▶ What you have to do
When the string "kind" occurs in a line of the records, show that line.

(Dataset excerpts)
=== Begin Enclosure ===

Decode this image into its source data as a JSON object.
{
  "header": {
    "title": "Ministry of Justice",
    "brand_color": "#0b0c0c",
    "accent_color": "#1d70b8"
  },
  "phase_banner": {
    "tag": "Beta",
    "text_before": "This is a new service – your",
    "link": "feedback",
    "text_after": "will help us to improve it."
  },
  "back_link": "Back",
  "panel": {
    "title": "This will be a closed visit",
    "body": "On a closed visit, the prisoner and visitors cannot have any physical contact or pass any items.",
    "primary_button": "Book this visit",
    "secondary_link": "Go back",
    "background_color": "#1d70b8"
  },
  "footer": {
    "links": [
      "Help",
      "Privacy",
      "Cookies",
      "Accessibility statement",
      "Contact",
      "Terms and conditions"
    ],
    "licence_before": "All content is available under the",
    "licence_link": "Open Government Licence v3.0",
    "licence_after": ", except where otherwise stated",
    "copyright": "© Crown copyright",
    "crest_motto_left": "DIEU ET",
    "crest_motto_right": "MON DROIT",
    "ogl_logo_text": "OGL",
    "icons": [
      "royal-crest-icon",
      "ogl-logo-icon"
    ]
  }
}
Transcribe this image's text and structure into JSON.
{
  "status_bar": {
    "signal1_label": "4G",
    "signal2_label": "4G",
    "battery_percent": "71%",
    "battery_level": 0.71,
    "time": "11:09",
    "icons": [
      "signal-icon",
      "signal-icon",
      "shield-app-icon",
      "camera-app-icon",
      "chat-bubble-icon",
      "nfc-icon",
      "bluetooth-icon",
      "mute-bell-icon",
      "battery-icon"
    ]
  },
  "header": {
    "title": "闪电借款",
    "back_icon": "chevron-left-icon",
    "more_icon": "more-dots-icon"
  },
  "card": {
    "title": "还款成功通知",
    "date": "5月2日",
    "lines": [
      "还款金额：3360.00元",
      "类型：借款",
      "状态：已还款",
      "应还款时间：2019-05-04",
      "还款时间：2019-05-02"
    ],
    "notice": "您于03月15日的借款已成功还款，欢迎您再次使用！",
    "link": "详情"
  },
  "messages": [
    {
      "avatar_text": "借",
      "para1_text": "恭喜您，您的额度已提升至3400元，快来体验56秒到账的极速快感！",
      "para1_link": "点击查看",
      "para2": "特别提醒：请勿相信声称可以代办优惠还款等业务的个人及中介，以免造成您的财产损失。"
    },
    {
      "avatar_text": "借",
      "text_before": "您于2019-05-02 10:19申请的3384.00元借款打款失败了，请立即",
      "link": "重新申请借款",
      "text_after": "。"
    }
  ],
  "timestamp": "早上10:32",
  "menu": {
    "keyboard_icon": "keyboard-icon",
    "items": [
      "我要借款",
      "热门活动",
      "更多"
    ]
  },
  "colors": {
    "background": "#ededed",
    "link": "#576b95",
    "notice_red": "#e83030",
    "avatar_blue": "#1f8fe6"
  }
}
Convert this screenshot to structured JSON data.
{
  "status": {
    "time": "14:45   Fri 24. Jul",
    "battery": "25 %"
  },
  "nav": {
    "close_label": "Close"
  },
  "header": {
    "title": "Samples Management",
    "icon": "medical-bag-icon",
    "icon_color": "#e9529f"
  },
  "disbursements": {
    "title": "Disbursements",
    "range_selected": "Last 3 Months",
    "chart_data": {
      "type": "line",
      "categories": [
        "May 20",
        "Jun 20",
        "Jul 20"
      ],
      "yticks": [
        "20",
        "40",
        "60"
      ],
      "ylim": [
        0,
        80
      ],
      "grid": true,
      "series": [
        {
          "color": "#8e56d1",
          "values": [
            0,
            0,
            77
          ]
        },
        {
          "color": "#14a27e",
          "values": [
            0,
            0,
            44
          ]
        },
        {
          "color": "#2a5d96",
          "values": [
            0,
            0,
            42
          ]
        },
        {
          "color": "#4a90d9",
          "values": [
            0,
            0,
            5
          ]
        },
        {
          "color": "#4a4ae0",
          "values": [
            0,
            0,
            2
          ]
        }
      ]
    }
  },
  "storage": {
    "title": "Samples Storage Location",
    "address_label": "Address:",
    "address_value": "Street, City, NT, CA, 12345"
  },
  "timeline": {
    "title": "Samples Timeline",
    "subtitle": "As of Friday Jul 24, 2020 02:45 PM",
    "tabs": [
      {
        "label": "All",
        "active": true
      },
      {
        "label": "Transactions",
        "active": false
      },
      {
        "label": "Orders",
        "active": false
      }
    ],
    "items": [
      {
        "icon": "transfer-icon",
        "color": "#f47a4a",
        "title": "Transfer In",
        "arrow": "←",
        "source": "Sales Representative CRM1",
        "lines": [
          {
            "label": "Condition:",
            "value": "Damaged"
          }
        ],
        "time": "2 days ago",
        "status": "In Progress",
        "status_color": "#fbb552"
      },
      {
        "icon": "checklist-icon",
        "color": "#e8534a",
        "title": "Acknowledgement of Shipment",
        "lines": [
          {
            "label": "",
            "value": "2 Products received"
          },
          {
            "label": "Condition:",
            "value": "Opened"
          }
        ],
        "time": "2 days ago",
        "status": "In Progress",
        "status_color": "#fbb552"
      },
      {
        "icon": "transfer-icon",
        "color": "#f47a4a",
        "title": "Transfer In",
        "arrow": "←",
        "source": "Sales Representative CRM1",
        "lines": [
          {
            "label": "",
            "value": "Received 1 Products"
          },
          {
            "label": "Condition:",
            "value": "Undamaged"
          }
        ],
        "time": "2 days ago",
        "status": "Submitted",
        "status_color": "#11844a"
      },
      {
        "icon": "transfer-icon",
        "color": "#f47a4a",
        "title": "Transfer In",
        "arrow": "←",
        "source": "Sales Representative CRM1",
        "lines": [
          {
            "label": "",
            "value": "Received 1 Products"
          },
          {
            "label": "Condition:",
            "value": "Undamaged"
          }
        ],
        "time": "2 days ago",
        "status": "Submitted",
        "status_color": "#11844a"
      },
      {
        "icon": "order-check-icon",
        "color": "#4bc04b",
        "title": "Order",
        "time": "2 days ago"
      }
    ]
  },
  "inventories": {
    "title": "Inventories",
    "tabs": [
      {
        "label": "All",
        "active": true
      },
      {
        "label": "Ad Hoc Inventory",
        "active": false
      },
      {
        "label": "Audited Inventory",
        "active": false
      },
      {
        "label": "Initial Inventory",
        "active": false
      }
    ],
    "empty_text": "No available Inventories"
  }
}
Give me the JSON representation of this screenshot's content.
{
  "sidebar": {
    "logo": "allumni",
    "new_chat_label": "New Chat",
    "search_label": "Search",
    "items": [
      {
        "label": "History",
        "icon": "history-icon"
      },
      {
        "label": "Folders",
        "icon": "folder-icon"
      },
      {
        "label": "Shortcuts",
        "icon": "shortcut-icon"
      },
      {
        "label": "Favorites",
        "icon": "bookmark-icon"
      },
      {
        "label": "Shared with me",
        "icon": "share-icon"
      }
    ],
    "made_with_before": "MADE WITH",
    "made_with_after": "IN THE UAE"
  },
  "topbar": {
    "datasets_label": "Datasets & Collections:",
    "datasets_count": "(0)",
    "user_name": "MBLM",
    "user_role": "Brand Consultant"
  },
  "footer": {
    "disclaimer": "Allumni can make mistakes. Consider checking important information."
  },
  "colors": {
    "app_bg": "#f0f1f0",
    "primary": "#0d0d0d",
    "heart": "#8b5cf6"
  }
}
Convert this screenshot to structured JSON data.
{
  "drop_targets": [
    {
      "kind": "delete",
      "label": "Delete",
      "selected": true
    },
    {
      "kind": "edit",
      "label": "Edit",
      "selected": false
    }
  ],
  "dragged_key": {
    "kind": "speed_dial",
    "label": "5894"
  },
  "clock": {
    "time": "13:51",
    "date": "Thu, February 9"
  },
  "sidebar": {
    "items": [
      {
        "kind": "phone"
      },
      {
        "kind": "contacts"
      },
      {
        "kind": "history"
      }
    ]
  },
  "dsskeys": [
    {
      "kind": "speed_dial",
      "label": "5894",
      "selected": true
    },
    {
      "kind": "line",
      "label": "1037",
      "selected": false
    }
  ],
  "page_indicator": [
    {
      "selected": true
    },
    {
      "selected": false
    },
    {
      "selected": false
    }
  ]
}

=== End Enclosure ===

▶ Reply to the task
      "kind": "delete",
      "kind": "edit",
    "kind": "speed_dial",
        "kind": "phone"
        "kind": "contacts"
        "kind": "history"
      "kind": "speed_dial",
      "kind": "line",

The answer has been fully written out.